» **INSTRUCTIONS TO FOLLOW**
Copy every entry word for word, but skip the pictures.

» **LISTED RECORDS**
____

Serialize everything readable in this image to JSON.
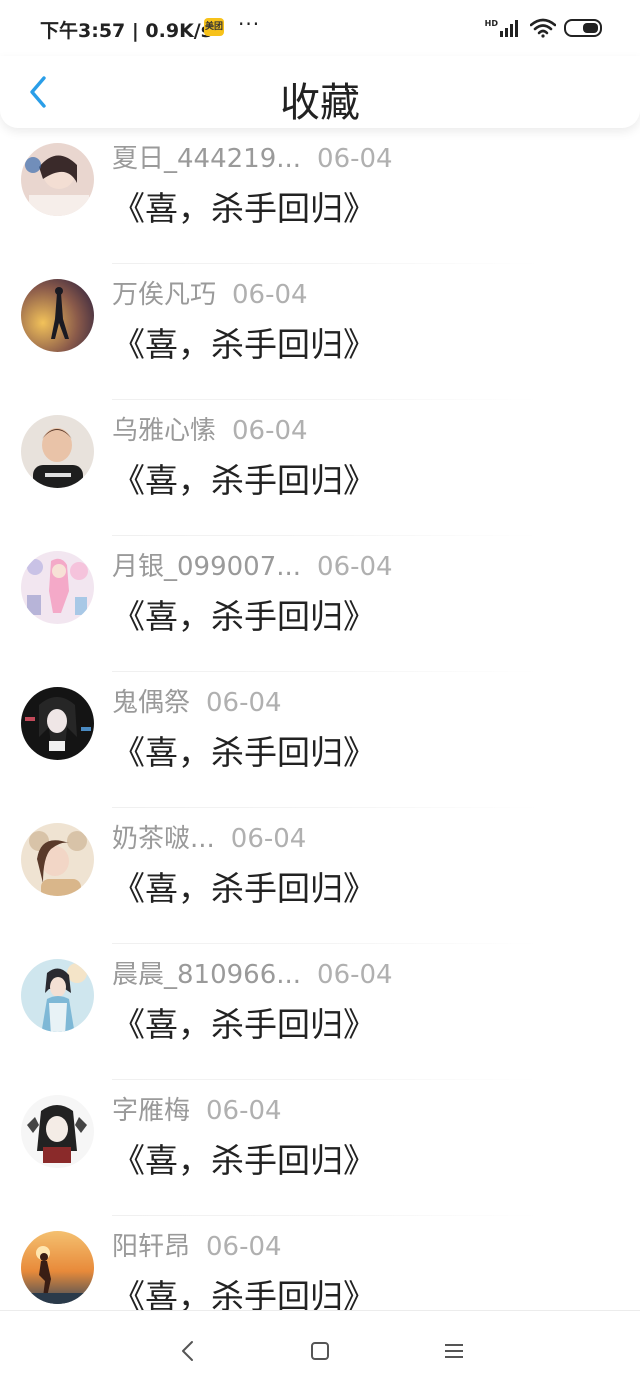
{
  "status": {
    "time": "下午3:57 | 0.9K/s",
    "badge": "美团",
    "dots": "···",
    "hd": "HD"
  },
  "header": {
    "title": "收藏"
  },
  "items": [
    {
      "user": "夏日_444219...",
      "date": "06-04",
      "title": "《喜，杀手回归》",
      "avatar_colors": [
        "#e9d6cf",
        "#3a2a2a"
      ]
    },
    {
      "user": "万俟凡巧",
      "date": "06-04",
      "title": "《喜，杀手回归》",
      "avatar_colors": [
        "#d9a24a",
        "#3b2a40"
      ]
    },
    {
      "user": "乌雅心愫",
      "date": "06-04",
      "title": "《喜，杀手回归》",
      "avatar_colors": [
        "#e8d2c4",
        "#2a2a2a"
      ]
    },
    {
      "user": "月银_099007...",
      "date": "06-04",
      "title": "《喜，杀手回归》",
      "avatar_colors": [
        "#f2d5e6",
        "#b7b4d8"
      ]
    },
    {
      "user": "鬼偶祭",
      "date": "06-04",
      "title": "《喜，杀手回归》",
      "avatar_colors": [
        "#1a1a1a",
        "#c24a5a"
      ]
    },
    {
      "user": "奶茶啵...",
      "date": "06-04",
      "title": "《喜，杀手回归》",
      "avatar_colors": [
        "#efe3d2",
        "#5a3a2a"
      ]
    },
    {
      "user": "晨晨_810966...",
      "date": "06-04",
      "title": "《喜，杀手回归》",
      "avatar_colors": [
        "#a9d3e0",
        "#3a6a80"
      ]
    },
    {
      "user": "字雁梅",
      "date": "06-04",
      "title": "《喜，杀手回归》",
      "avatar_colors": [
        "#f4f4f4",
        "#2a2a2a"
      ]
    },
    {
      "user": "阳轩昂",
      "date": "06-04",
      "title": "《喜，杀手回归》",
      "avatar_colors": [
        "#f0a040",
        "#2a3a4a"
      ]
    }
  ],
  "colors": {
    "accent": "#2a9ee8",
    "text": "#222222",
    "meta": "#9a9a9a"
  },
  "icons": {
    "back": "chevron-left-icon",
    "nav_back": "triangle-back-icon",
    "nav_home": "square-home-icon",
    "nav_menu": "menu-lines-icon"
  }
}
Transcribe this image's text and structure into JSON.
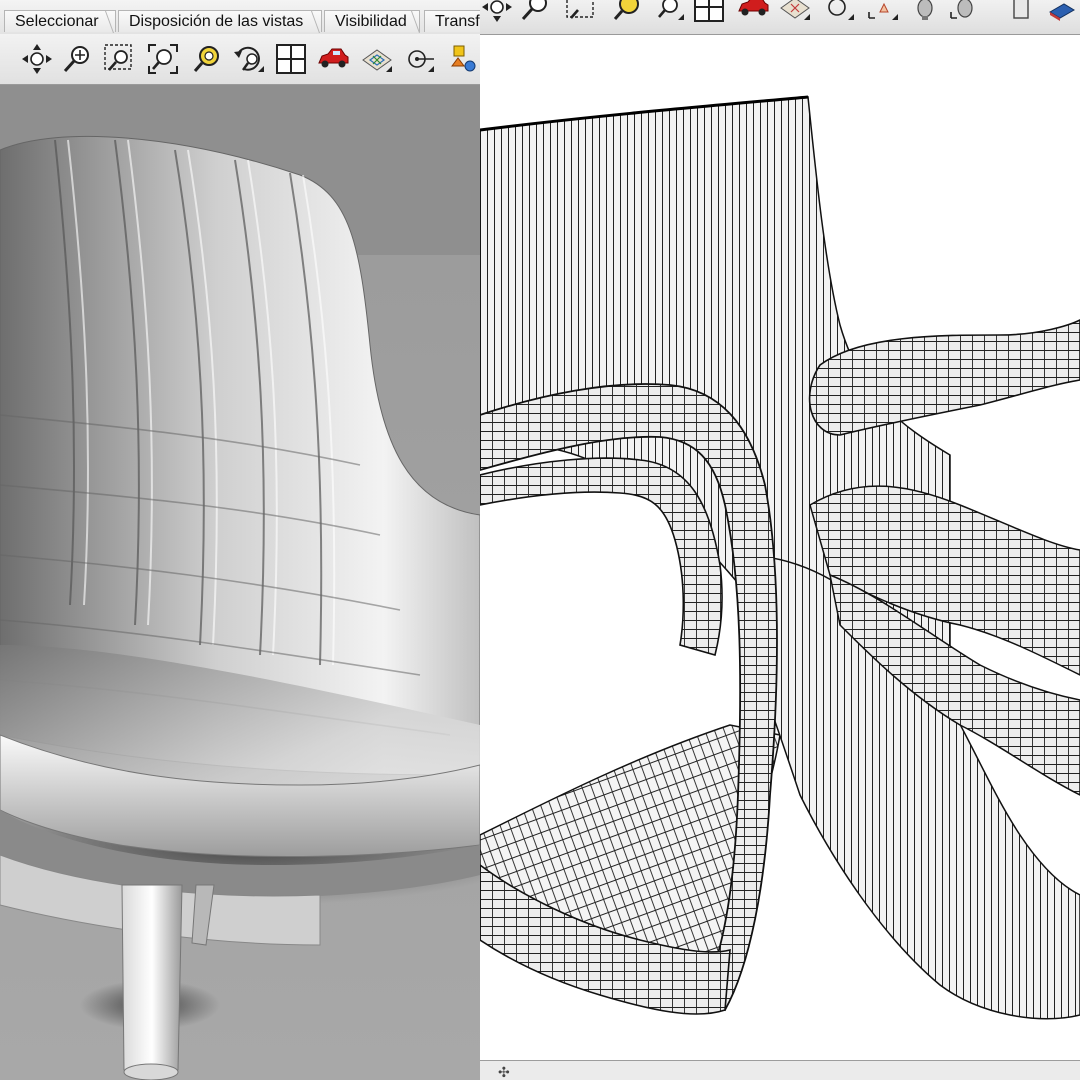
{
  "left": {
    "tabs": [
      {
        "label": "Seleccionar"
      },
      {
        "label": "Disposición de las vistas"
      },
      {
        "label": "Visibilidad"
      },
      {
        "label": "Transf"
      }
    ],
    "tools": [
      {
        "icon": "pan-icon"
      },
      {
        "icon": "zoom-icon"
      },
      {
        "icon": "zoom-window-icon"
      },
      {
        "icon": "zoom-extents-icon"
      },
      {
        "icon": "zoom-selected-icon"
      },
      {
        "icon": "undo-view-icon"
      },
      {
        "icon": "four-viewports-icon"
      },
      {
        "icon": "car-render-icon"
      },
      {
        "icon": "properties-icon"
      },
      {
        "icon": "snap-icon"
      },
      {
        "icon": "object-layers-icon"
      }
    ],
    "viewport_background": "#a4a4a4"
  },
  "right": {
    "tools": [
      {
        "icon": "pan-icon"
      },
      {
        "icon": "zoom-icon"
      },
      {
        "icon": "zoom-window-icon"
      },
      {
        "icon": "zoom-selected-icon"
      },
      {
        "icon": "zoom-extents-icon"
      },
      {
        "icon": "four-viewports-icon"
      },
      {
        "icon": "car-render-icon"
      },
      {
        "icon": "properties-icon"
      },
      {
        "icon": "snap-icon"
      },
      {
        "icon": "grid-icon"
      },
      {
        "icon": "light-icon"
      },
      {
        "icon": "light-icon"
      },
      {
        "icon": "file-icon"
      },
      {
        "icon": "book-icon"
      }
    ],
    "status_icon": "plus-icon"
  }
}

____

» **WRITTEN SOLUTION**
Serialize everything readable in this image to JSON.
{
  "status": {
    "time": "下午3:57 | 0.9K/s",
    "badge": "美团",
    "dots": "···",
    "hd": "HD"
  },
  "header": {
    "title": "收藏"
  },
  "items": [
    {
      "user": "夏日_444219...",
      "date": "06-04",
      "title": "《喜，杀手回归》",
      "avatar_colors": [
        "#e9d6cf",
        "#3a2a2a"
      ]
    },
    {
      "user": "万俟凡巧",
      "date": "06-04",
      "title": "《喜，杀手回归》",
      "avatar_colors": [
        "#d9a24a",
        "#3b2a40"
      ]
    },
    {
      "user": "乌雅心愫",
      "date": "06-04",
      "title": "《喜，杀手回归》",
      "avatar_colors": [
        "#e8d2c4",
        "#2a2a2a"
      ]
    },
    {
      "user": "月银_099007...",
      "date": "06-04",
      "title": "《喜，杀手回归》",
      "avatar_colors": [
        "#f2d5e6",
        "#b7b4d8"
      ]
    },
    {
      "user": "鬼偶祭",
      "date": "06-04",
      "title": "《喜，杀手回归》",
      "avatar_colors": [
        "#1a1a1a",
        "#c24a5a"
      ]
    },
    {
      "user": "奶茶啵...",
      "date": "06-04",
      "title": "《喜，杀手回归》",
      "avatar_colors": [
        "#efe3d2",
        "#5a3a2a"
      ]
    },
    {
      "user": "晨晨_810966...",
      "date": "06-04",
      "title": "《喜，杀手回归》",
      "avatar_colors": [
        "#a9d3e0",
        "#3a6a80"
      ]
    },
    {
      "user": "字雁梅",
      "date": "06-04",
      "title": "《喜，杀手回归》",
      "avatar_colors": [
        "#f4f4f4",
        "#2a2a2a"
      ]
    },
    {
      "user": "阳轩昂",
      "date": "06-04",
      "title": "《喜，杀手回归》",
      "avatar_colors": [
        "#f0a040",
        "#2a3a4a"
      ]
    }
  ],
  "colors": {
    "accent": "#2a9ee8",
    "text": "#222222",
    "meta": "#9a9a9a"
  },
  "icons": {
    "back": "chevron-left-icon",
    "nav_back": "triangle-back-icon",
    "nav_home": "square-home-icon",
    "nav_menu": "menu-lines-icon"
  }
}
Transcribe this image's text and structure into JSON.
{
  "left": {
    "tabs": [
      {
        "label": "Seleccionar"
      },
      {
        "label": "Disposición de las vistas"
      },
      {
        "label": "Visibilidad"
      },
      {
        "label": "Transf"
      }
    ],
    "tools": [
      {
        "icon": "pan-icon"
      },
      {
        "icon": "zoom-icon"
      },
      {
        "icon": "zoom-window-icon"
      },
      {
        "icon": "zoom-extents-icon"
      },
      {
        "icon": "zoom-selected-icon"
      },
      {
        "icon": "undo-view-icon"
      },
      {
        "icon": "four-viewports-icon"
      },
      {
        "icon": "car-render-icon"
      },
      {
        "icon": "properties-icon"
      },
      {
        "icon": "snap-icon"
      },
      {
        "icon": "object-layers-icon"
      }
    ],
    "viewport_background": "#a4a4a4"
  },
  "right": {
    "tools": [
      {
        "icon": "pan-icon"
      },
      {
        "icon": "zoom-icon"
      },
      {
        "icon": "zoom-window-icon"
      },
      {
        "icon": "zoom-selected-icon"
      },
      {
        "icon": "zoom-extents-icon"
      },
      {
        "icon": "four-viewports-icon"
      },
      {
        "icon": "car-render-icon"
      },
      {
        "icon": "properties-icon"
      },
      {
        "icon": "snap-icon"
      },
      {
        "icon": "grid-icon"
      },
      {
        "icon": "light-icon"
      },
      {
        "icon": "light-icon"
      },
      {
        "icon": "file-icon"
      },
      {
        "icon": "book-icon"
      }
    ],
    "status_icon": "plus-icon"
  }
}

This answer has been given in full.